[[ SUPPLIED ENTRIES, beginning ]]

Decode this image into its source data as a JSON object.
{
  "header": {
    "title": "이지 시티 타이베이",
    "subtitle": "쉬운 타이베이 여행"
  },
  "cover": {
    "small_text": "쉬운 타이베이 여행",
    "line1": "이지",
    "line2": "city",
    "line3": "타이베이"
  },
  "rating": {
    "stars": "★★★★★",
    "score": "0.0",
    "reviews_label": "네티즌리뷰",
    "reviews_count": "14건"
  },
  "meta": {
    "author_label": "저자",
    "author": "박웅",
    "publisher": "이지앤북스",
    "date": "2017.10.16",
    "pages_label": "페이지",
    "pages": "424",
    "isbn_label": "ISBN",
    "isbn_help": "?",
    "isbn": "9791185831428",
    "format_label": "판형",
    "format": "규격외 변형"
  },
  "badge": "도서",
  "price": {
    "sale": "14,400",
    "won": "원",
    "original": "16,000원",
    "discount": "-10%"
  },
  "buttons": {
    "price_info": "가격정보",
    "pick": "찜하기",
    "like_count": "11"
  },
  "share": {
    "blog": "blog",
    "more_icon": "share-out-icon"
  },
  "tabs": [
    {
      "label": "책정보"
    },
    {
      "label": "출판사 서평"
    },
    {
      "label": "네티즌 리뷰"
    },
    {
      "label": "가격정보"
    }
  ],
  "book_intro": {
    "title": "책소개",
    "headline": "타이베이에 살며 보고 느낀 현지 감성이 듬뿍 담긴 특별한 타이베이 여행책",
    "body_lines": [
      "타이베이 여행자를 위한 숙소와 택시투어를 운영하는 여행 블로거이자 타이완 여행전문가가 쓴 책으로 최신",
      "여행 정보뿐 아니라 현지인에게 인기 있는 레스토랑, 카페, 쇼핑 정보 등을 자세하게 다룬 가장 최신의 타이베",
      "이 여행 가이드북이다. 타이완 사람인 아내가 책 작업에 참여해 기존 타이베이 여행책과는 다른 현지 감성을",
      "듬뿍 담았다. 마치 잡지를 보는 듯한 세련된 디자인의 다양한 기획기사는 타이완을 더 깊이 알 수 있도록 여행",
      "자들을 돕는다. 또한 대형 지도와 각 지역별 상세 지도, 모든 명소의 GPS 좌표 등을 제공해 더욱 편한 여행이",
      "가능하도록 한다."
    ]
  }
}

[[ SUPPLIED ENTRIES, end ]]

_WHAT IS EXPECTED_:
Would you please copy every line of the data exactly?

_SOLUTION TO THE PROBLEM_:
Decode this image into its source data as a JSON object.
{
  "header": {
    "title": "이지 시티 타이베이",
    "subtitle": "쉬운 타이베이 여행"
  },
  "cover": {
    "small_text": "쉬운 타이베이 여행",
    "line1": "이지",
    "line2": "city",
    "line3": "타이베이"
  },
  "rating": {
    "stars": "★★★★★",
    "score": "0.0",
    "reviews_label": "네티즌리뷰",
    "reviews_count": "14건"
  },
  "meta": {
    "author_label": "저자",
    "author": "박웅",
    "publisher": "이지앤북스",
    "date": "2017.10.16",
    "pages_label": "페이지",
    "pages": "424",
    "isbn_label": "ISBN",
    "isbn_help": "?",
    "isbn": "9791185831428",
    "format_label": "판형",
    "format": "규격외 변형"
  },
  "badge": "도서",
  "price": {
    "sale": "14,400",
    "won": "원",
    "original": "16,000원",
    "discount": "-10%"
  },
  "buttons": {
    "price_info": "가격정보",
    "pick": "찜하기",
    "like_count": "11"
  },
  "share": {
    "blog": "blog",
    "more_icon": "share-out-icon"
  },
  "tabs": [
    {
      "label": "책정보"
    },
    {
      "label": "출판사 서평"
    },
    {
      "label": "네티즌 리뷰"
    },
    {
      "label": "가격정보"
    }
  ],
  "book_intro": {
    "title": "책소개",
    "headline": "타이베이에 살며 보고 느낀 현지 감성이 듬뿍 담긴 특별한 타이베이 여행책",
    "body_lines": [
      "타이베이 여행자를 위한 숙소와 택시투어를 운영하는 여행 블로거이자 타이완 여행전문가가 쓴 책으로 최신",
      "여행 정보뿐 아니라 현지인에게 인기 있는 레스토랑, 카페, 쇼핑 정보 등을 자세하게 다룬 가장 최신의 타이베",
      "이 여행 가이드북이다. 타이완 사람인 아내가 책 작업에 참여해 기존 타이베이 여행책과는 다른 현지 감성을",
      "듬뿍 담았다. 마치 잡지를 보는 듯한 세련된 디자인의 다양한 기획기사는 타이완을 더 깊이 알 수 있도록 여행",
      "자들을 돕는다. 또한 대형 지도와 각 지역별 상세 지도, 모든 명소의 GPS 좌표 등을 제공해 더욱 편한 여행이",
      "가능하도록 한다."
    ]
  }
}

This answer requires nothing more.